Here's my brief reaction to HP7 (the book), which I never got around to posting a couple of years ago. (Not really spoilery, but if you haven't read it and you're going to, you might want to skip it just because it might color your interpretation.)
So in brief, I liked the story (the events), but I didn't like the way it was told. It was the only one of the books where it was a major hindrance that everything is told from Harry's point of view, and you only find out about events outside his presence when he does (with the exception of a few framing events.) It's barely noticeable in many of them, but in Deathly Hallows many major events, including the deaths of several important characters, were, it seemed to me, drained of most of their emotional impact because they happen over there somewhere, and we only learn about them when someone exclaims in Harry's presence that they've happened.
I had hopes that the movie makers would have the sense to fix that, since it's a visual medium, and "Harry reads the newspaper" would be much worse on screen than in print. When I saw the "running through the woods" posters for Part 1, I thought "Oh, no..." Part 1 did pretty much stick to the book (though I haven't re-read it to know how closely) and I was worried that it was one of those situations where the author is too powerful to be contradicted. I actually enjoyed it well enough, but if the filmmakers hadn't been able to compensate for "we're not where the action is" with a pretty travelogue of scenic England and Wales, it would have been much worse.

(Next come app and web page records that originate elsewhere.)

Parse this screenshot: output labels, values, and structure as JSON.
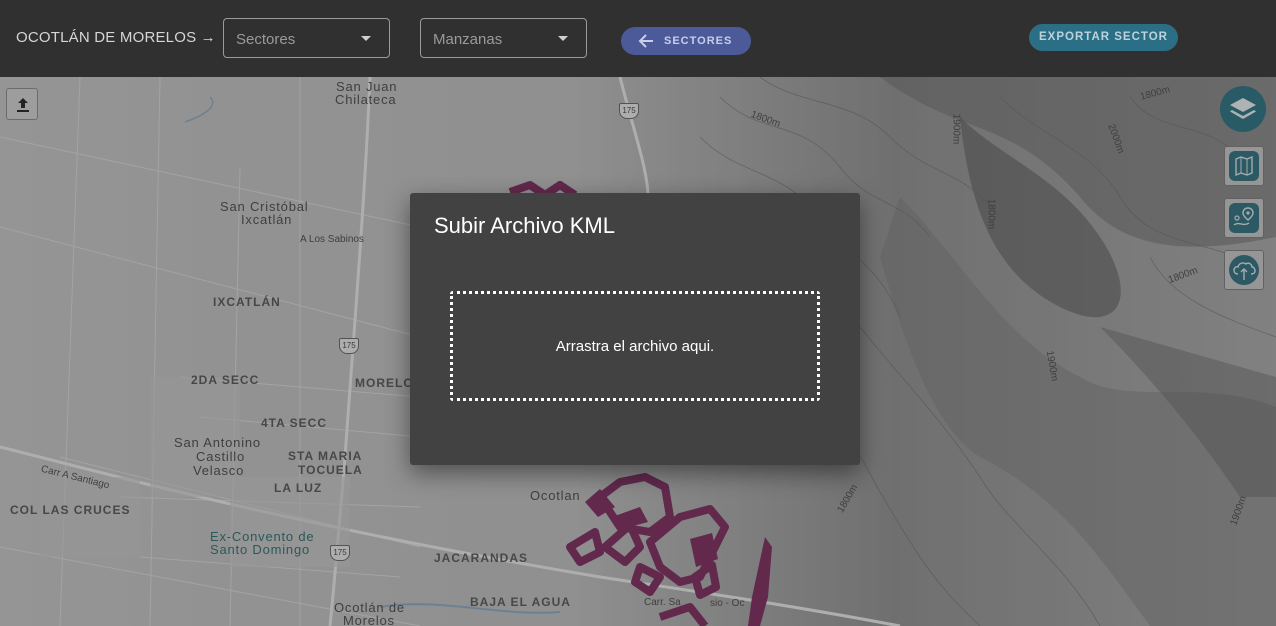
{
  "header": {
    "place": "OCOTLÁN DE MORELOS →",
    "sectores_select": "Sectores",
    "manzanas_select": "Manzanas",
    "back_button": "SECTORES",
    "export_button": "EXPORTAR SECTOR"
  },
  "map": {
    "labels": {
      "san_juan": "San Juan",
      "chilateca": "Chilateca",
      "san_cristobal": "San Cristóbal",
      "ixcatlan_small": "Ixcatlán",
      "a_los_sabinos": "A Los Sabinos",
      "ixcatlan": "IXCATLÁN",
      "dos_da_secc": "2DA SECC",
      "morelos": "MORELO",
      "cuarta_secc": "4TA SECC",
      "san_antonino": "San Antonino",
      "castillo": "Castillo",
      "velasco": "Velasco",
      "sta_maria": "STA MARIA",
      "toquela": "TOCUELA",
      "la_luz": "LA LUZ",
      "carr_santiago": "Carr A Santiago",
      "col_las_cruces": "COL LAS CRUCES",
      "ex_convento": "Ex-Convento de",
      "santo_domingo": "Santo Domingo",
      "jacarandas": "JACARANDAS",
      "ocotlan": "Ocotlan",
      "baja_el_agua": "BAJA EL AGUA",
      "ocotlan_de": "Ocotlán de",
      "morelos_bottom": "Morelos",
      "carr_sa": "Carr. Sa",
      "sio_oc": "sio - Oc",
      "hwy_175": "175"
    },
    "contours": [
      "1800m",
      "2000m",
      "1900m",
      "1800m",
      "1900m",
      "1800m",
      "1900m",
      "1800m"
    ],
    "polygon_color": "#7b2a5e",
    "accent_teal": "#2a7182"
  },
  "controls": {
    "upload_icon": "upload-icon",
    "layers_icon": "layers-icon",
    "side_icons": [
      "map-icon",
      "location-route-icon",
      "cloud-upload-icon"
    ]
  },
  "dialog": {
    "title": "Subir Archivo KML",
    "dropzone_text": "Arrastra el archivo aqui."
  }
}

Part 2, thankfully, departed further from the book. Again, I haven't re-read it to know exactly how far, but far enough that it was better. I liked it, but I didn't love it. As for the character deaths, the film did a better job at creating a sense of the fog of war as the reason why we weren't seeing them, rather than just because it's all about Harry. I still think Fred and Remus and Tonks deserved better, but it will do.

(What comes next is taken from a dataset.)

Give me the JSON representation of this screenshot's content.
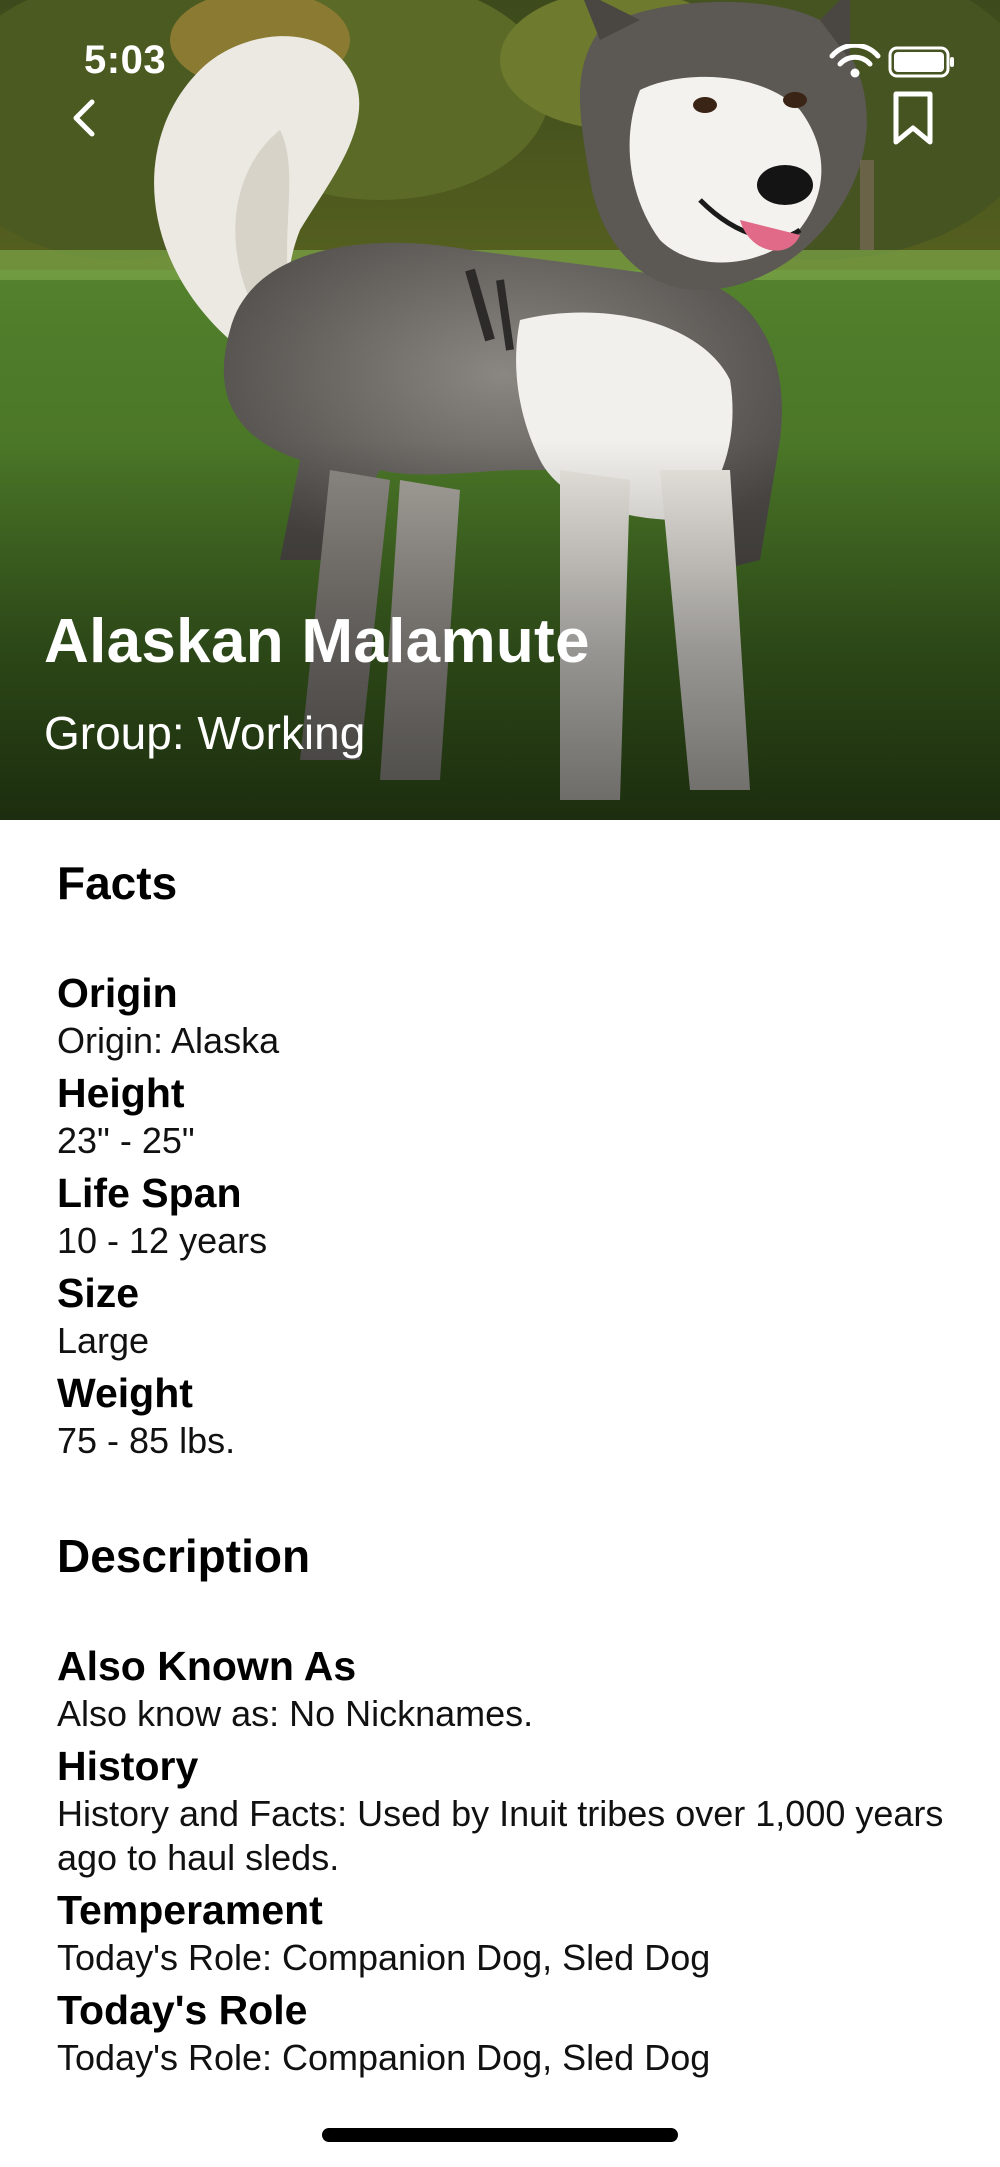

(Okay, apparently I'm incapable of actually being brief unless the medium is enforcing it...)